WORK ORDER: The data below is to be set down again exactly as written.

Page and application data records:

*** Block opens ***

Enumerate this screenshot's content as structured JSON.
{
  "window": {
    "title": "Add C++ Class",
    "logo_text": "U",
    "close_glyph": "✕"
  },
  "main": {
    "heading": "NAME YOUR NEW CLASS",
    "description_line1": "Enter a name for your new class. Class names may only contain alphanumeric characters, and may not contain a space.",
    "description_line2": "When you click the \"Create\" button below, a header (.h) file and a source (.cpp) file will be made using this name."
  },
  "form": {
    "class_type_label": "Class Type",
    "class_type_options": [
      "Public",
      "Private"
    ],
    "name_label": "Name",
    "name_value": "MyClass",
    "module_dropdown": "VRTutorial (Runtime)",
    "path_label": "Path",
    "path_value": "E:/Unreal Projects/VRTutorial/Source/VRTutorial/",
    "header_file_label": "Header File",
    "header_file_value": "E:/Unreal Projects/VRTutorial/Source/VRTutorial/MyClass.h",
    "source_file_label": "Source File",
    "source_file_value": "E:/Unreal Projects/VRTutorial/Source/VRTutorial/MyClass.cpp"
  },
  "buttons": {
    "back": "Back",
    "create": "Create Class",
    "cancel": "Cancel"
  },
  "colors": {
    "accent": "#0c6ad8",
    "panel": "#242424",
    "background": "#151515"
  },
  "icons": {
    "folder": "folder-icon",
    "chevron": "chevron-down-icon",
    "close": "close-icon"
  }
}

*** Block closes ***

EXERCISE RESPONSE:
Enumerate this screenshot's content as structured JSON.
{
  "window": {
    "title": "Add C++ Class",
    "logo_text": "U",
    "close_glyph": "✕"
  },
  "main": {
    "heading": "NAME YOUR NEW CLASS",
    "description_line1": "Enter a name for your new class. Class names may only contain alphanumeric characters, and may not contain a space.",
    "description_line2": "When you click the \"Create\" button below, a header (.h) file and a source (.cpp) file will be made using this name."
  },
  "form": {
    "class_type_label": "Class Type",
    "class_type_options": [
      "Public",
      "Private"
    ],
    "name_label": "Name",
    "name_value": "MyClass",
    "module_dropdown": "VRTutorial (Runtime)",
    "path_label": "Path",
    "path_value": "E:/Unreal Projects/VRTutorial/Source/VRTutorial/",
    "header_file_label": "Header File",
    "header_file_value": "E:/Unreal Projects/VRTutorial/Source/VRTutorial/MyClass.h",
    "source_file_label": "Source File",
    "source_file_value": "E:/Unreal Projects/VRTutorial/Source/VRTutorial/MyClass.cpp"
  },
  "buttons": {
    "back": "Back",
    "create": "Create Class",
    "cancel": "Cancel"
  },
  "colors": {
    "accent": "#0c6ad8",
    "panel": "#242424",
    "background": "#151515"
  },
  "icons": {
    "folder": "folder-icon",
    "chevron": "chevron-down-icon",
    "close": "close-icon"
  }
}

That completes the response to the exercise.